Source records.
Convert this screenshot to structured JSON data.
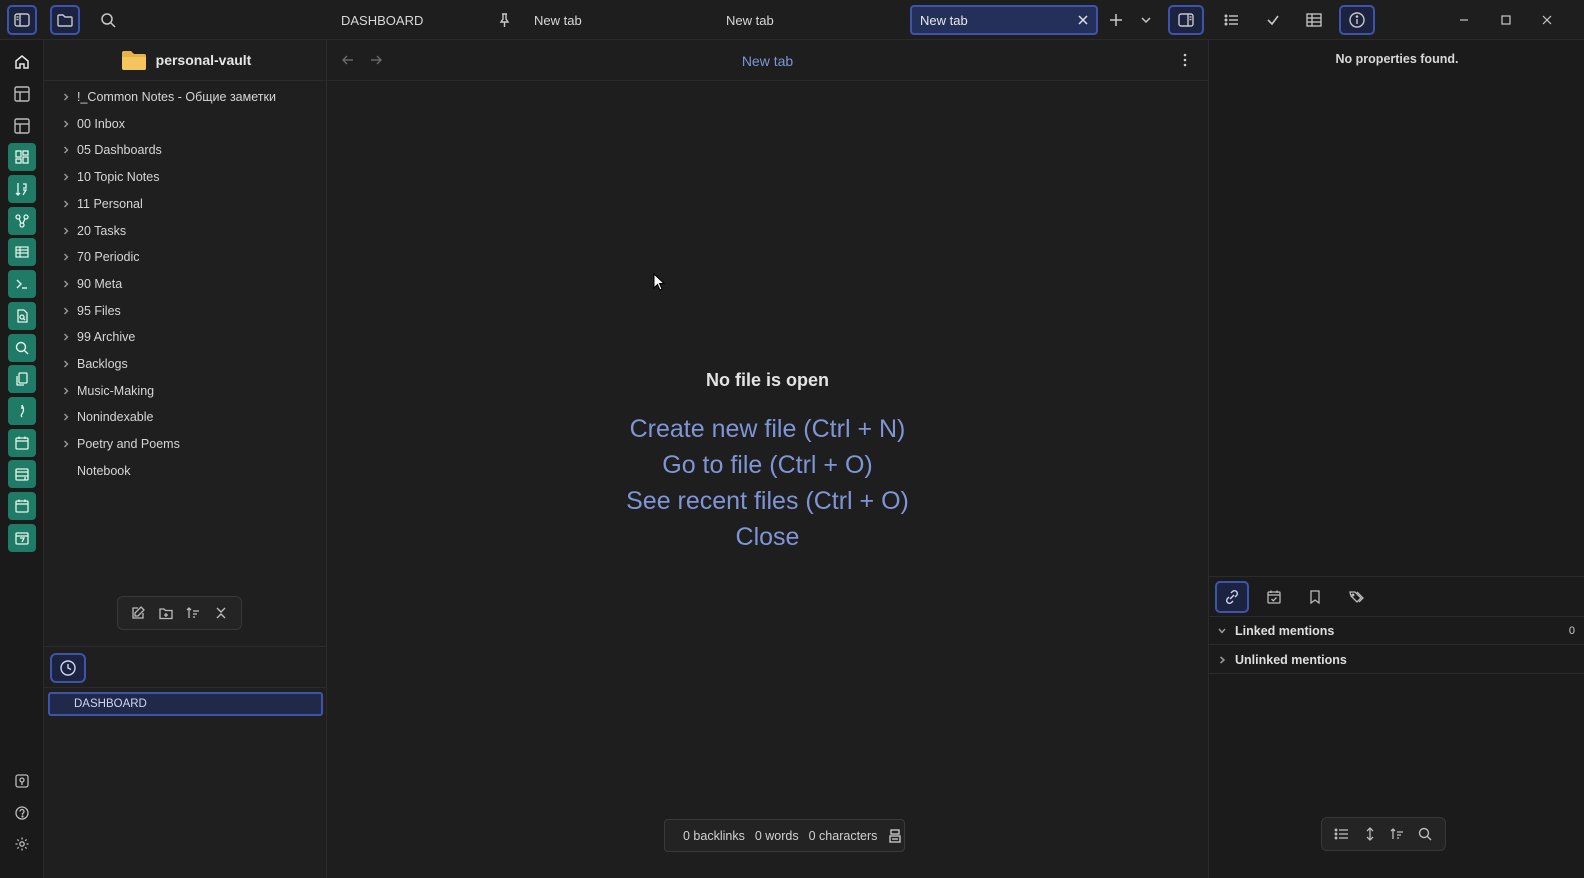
{
  "titlebar": {
    "tabs": [
      {
        "label": "DASHBOARD"
      },
      {
        "label": "New tab"
      },
      {
        "label": "New tab"
      },
      {
        "label": "New tab"
      }
    ]
  },
  "ribbon": {
    "icons": [
      "home-icon",
      "layout-icon",
      "layout-icon",
      "dashboard-icon",
      "sort-numeric-icon",
      "graph-icon",
      "table-icon",
      "terminal-icon",
      "file-search-icon",
      "search-icon",
      "copy-icon",
      "pen-icon",
      "calendar-icon",
      "calendar-plus-icon",
      "calendar-check-icon",
      "calendar-day-icon"
    ],
    "bottom_icons": [
      "vault-switch-icon",
      "help-icon",
      "settings-icon"
    ]
  },
  "sidebar": {
    "vault_name": "personal-vault",
    "folders": [
      {
        "label": "!_Common Notes - Общие заметки",
        "expandable": true
      },
      {
        "label": "00 Inbox",
        "expandable": true
      },
      {
        "label": "05 Dashboards",
        "expandable": true
      },
      {
        "label": "10 Topic Notes",
        "expandable": true
      },
      {
        "label": "11 Personal",
        "expandable": true
      },
      {
        "label": "20 Tasks",
        "expandable": true
      },
      {
        "label": "70 Periodic",
        "expandable": true
      },
      {
        "label": "90 Meta",
        "expandable": true
      },
      {
        "label": "95 Files",
        "expandable": true
      },
      {
        "label": "99 Archive",
        "expandable": true
      },
      {
        "label": "Backlogs",
        "expandable": true
      },
      {
        "label": "Music-Making",
        "expandable": true
      },
      {
        "label": "Nonindexable",
        "expandable": true
      },
      {
        "label": "Poetry and Poems",
        "expandable": true
      },
      {
        "label": "Notebook",
        "expandable": false
      }
    ],
    "recent_files": [
      {
        "label": "DASHBOARD"
      }
    ]
  },
  "main": {
    "title": "New tab",
    "empty": {
      "title": "No file is open",
      "actions": [
        "Create new file (Ctrl + N)",
        "Go to file (Ctrl + O)",
        "See recent files (Ctrl + O)",
        "Close"
      ]
    },
    "status": {
      "backlinks": "0 backlinks",
      "words": "0 words",
      "characters": "0 characters"
    }
  },
  "right": {
    "no_properties": "No properties found.",
    "linked_mentions": {
      "label": "Linked mentions",
      "count": "0"
    },
    "unlinked_mentions": {
      "label": "Unlinked mentions"
    }
  },
  "colors": {
    "accent": "#7f95d6",
    "ribbon_teal": "#1f7a66",
    "active_border": "#3d54a8"
  }
}
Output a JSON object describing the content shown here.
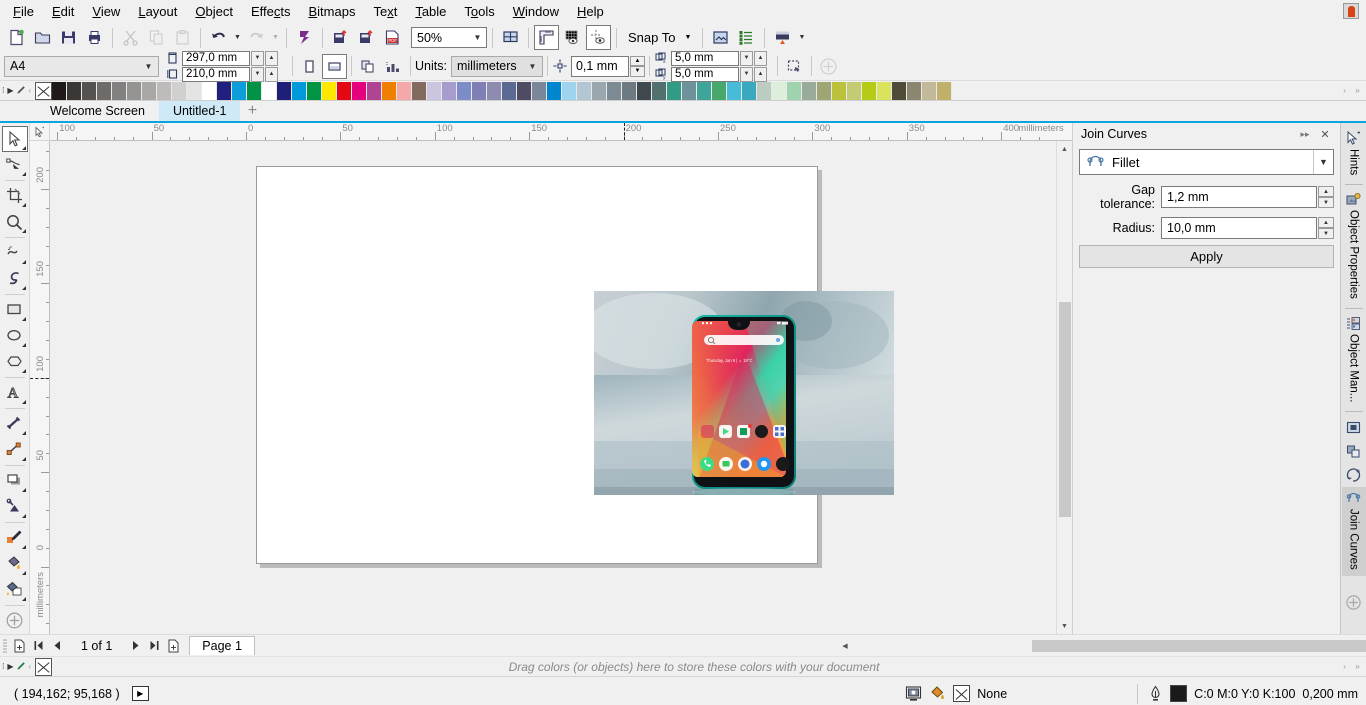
{
  "menu": {
    "items": [
      "File",
      "Edit",
      "View",
      "Layout",
      "Object",
      "Effects",
      "Bitmaps",
      "Text",
      "Table",
      "Tools",
      "Window",
      "Help"
    ]
  },
  "toolbar": {
    "new_label": "New",
    "open_label": "Open",
    "save_label": "Save",
    "print_label": "Print",
    "cut_label": "Cut",
    "copy_label": "Copy",
    "paste_label": "Paste",
    "undo_label": "Undo",
    "redo_label": "Redo",
    "search_content_label": "Search Content",
    "import_label": "Import",
    "export_label": "Export",
    "publish_pdf_label": "Publish to PDF",
    "zoom_level": "50%",
    "fullscreen_label": "Full-Screen Preview",
    "show_rulers_label": "Show Rulers",
    "show_grid_label": "Show Grid",
    "show_guides_label": "Show Guides",
    "snap_to_label": "Snap To",
    "options_label": "Options",
    "workspace_label": "Workspace",
    "application_launcher_label": "Application Launcher"
  },
  "propertybar": {
    "page_size": "A4",
    "page_width": "297,0 mm",
    "page_height": "210,0 mm",
    "portrait_label": "Portrait",
    "landscape_label": "Landscape",
    "all_pages_label": "All Pages",
    "current_page_label": "Current Page",
    "units_label": "Units:",
    "units_value": "millimeters",
    "nudge_value": "0,1 mm",
    "duplicate_x": "5,0 mm",
    "duplicate_y": "5,0 mm",
    "treat_as_filled_label": "Treat All Objects as Filled",
    "options_label": "Options"
  },
  "tabs": {
    "documents": [
      {
        "label": "Welcome Screen",
        "active": false
      },
      {
        "label": "Untitled-1",
        "active": true
      }
    ],
    "add_label": "+"
  },
  "toolbox": {
    "tools": [
      {
        "name": "pick-tool",
        "label": "Pick",
        "selected": true
      },
      {
        "name": "shape-tool",
        "label": "Shape",
        "selected": false
      },
      {
        "name": "crop-tool",
        "label": "Crop",
        "selected": false
      },
      {
        "name": "zoom-tool",
        "label": "Zoom",
        "selected": false
      },
      {
        "name": "freehand-tool",
        "label": "Freehand",
        "selected": false
      },
      {
        "name": "artistic-media-tool",
        "label": "Artistic Media",
        "selected": false
      },
      {
        "name": "rectangle-tool",
        "label": "Rectangle",
        "selected": false
      },
      {
        "name": "ellipse-tool",
        "label": "Ellipse",
        "selected": false
      },
      {
        "name": "polygon-tool",
        "label": "Polygon",
        "selected": false
      },
      {
        "name": "text-tool",
        "label": "Text",
        "selected": false
      },
      {
        "name": "parallel-dimension-tool",
        "label": "Parallel Dimension",
        "selected": false
      },
      {
        "name": "straight-line-connector-tool",
        "label": "Straight-Line Connector",
        "selected": false
      },
      {
        "name": "drop-shadow-tool",
        "label": "Drop Shadow",
        "selected": false
      },
      {
        "name": "transparency-tool",
        "label": "Transparency",
        "selected": false
      },
      {
        "name": "color-eyedropper-tool",
        "label": "Color Eyedropper",
        "selected": false
      },
      {
        "name": "interactive-fill-tool",
        "label": "Interactive Fill",
        "selected": false
      },
      {
        "name": "smart-fill-tool",
        "label": "Smart Fill",
        "selected": false
      },
      {
        "name": "quick-customize",
        "label": "Quick Customize",
        "selected": false
      }
    ]
  },
  "rulers": {
    "horizontal_labels": [
      "100",
      "50",
      "0",
      "50",
      "100",
      "150",
      "200",
      "250",
      "300",
      "350",
      "400"
    ],
    "horizontal_unit": "millimeters",
    "vertical_labels": [
      "200",
      "150",
      "100",
      "50",
      "0"
    ],
    "vertical_unit": "millimeters"
  },
  "docker": {
    "title": "Join Curves",
    "collapse_label": "▸▸",
    "close_label": "✕",
    "mode_value": "Fillet",
    "gap_tolerance_label": "Gap tolerance:",
    "gap_tolerance_value": "1,2 mm",
    "radius_label": "Radius:",
    "radius_value": "10,0 mm",
    "apply_label": "Apply",
    "side_tabs": [
      {
        "label": "Hints",
        "icon": "cursor-hint-icon",
        "active": false
      },
      {
        "label": "Object Properties",
        "icon": "object-properties-icon",
        "active": false
      },
      {
        "label": "Object Man...",
        "icon": "object-manager-icon",
        "active": false
      },
      {
        "label": "Join Curves",
        "icon": "join-curves-icon",
        "active": true
      }
    ],
    "side_icon_only": [
      {
        "name": "frame-icon"
      },
      {
        "name": "shaping-icon"
      },
      {
        "name": "transform-icon"
      },
      {
        "name": "quick-customize-plus-icon"
      }
    ]
  },
  "pagenav": {
    "add_page_start_label": "New Page Before",
    "first_label": "First Page",
    "prev_label": "Previous Page",
    "counter": "1 of 1",
    "next_label": "Next Page",
    "last_label": "Last Page",
    "add_page_end_label": "New Page After",
    "page_tab": "Page 1"
  },
  "palette": {
    "bottom_hint": "Drag colors (or objects) here to store these colors with your document",
    "none_label": "No color",
    "top_colors": [
      "#1f1a17",
      "#3b3734",
      "#555250",
      "#6e6b69",
      "#828180",
      "#959493",
      "#a9a8a7",
      "#bdbcbb",
      "#d1d0cf",
      "#e4e4e3",
      "#ffffff",
      "#22207f",
      "#0d9ddb",
      "#009245",
      "#ffffff",
      "#1f1f7a",
      "#0099da",
      "#009444",
      "#ffe800",
      "#e30613",
      "#e5007d",
      "#b14492",
      "#ee7f00",
      "#f4a9a8",
      "#836a5e",
      "#ccc5e0",
      "#a89cce",
      "#7b8cc8",
      "#7f7fb5",
      "#8d8cb0",
      "#5b6a93",
      "#4e4b63",
      "#7b8699",
      "#0086cf",
      "#9fd4ee",
      "#b2c6d3",
      "#9aa7ad",
      "#7b8a93",
      "#6d7a82",
      "#3f484f",
      "#52706e",
      "#329b85",
      "#6d9299",
      "#3fa59b",
      "#48a86c",
      "#46bcd8",
      "#3aa8bd",
      "#bcccc0",
      "#ddeedd",
      "#9ed3ae",
      "#9aab9a",
      "#9fa673",
      "#bcc13c",
      "#c3cc74",
      "#b4cc16",
      "#dbe35c",
      "#4f4b38",
      "#8b8670",
      "#c2b89a",
      "#c0b06a"
    ]
  },
  "statusbar": {
    "coords": "( 194,162; 95,168 )",
    "play_label": "▶",
    "fill_label": "Fill",
    "fill_value": "None",
    "outline_color_label": "Outline",
    "outline_value": "C:0 M:0 Y:0 K:100",
    "outline_width": "0,200 mm",
    "snapshot_label": "Snapshot"
  },
  "photo": {
    "alt": "Smartphone on a table with colorful home screen wallpaper",
    "screen_text_status": "Thursday, Jan 9 | 18°C",
    "search_placeholder": "Search"
  },
  "colors": {
    "accent": "#0aa3e0",
    "tab_active_bg": "#cfe9f7",
    "chrome_bg": "#f0f0f0",
    "outline_chip": "#1a1a1a"
  }
}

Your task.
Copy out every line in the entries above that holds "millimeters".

Reply.
    "units_value": "millimeters",
    "horizontal_unit": "millimeters",
    "vertical_unit": "millimeters"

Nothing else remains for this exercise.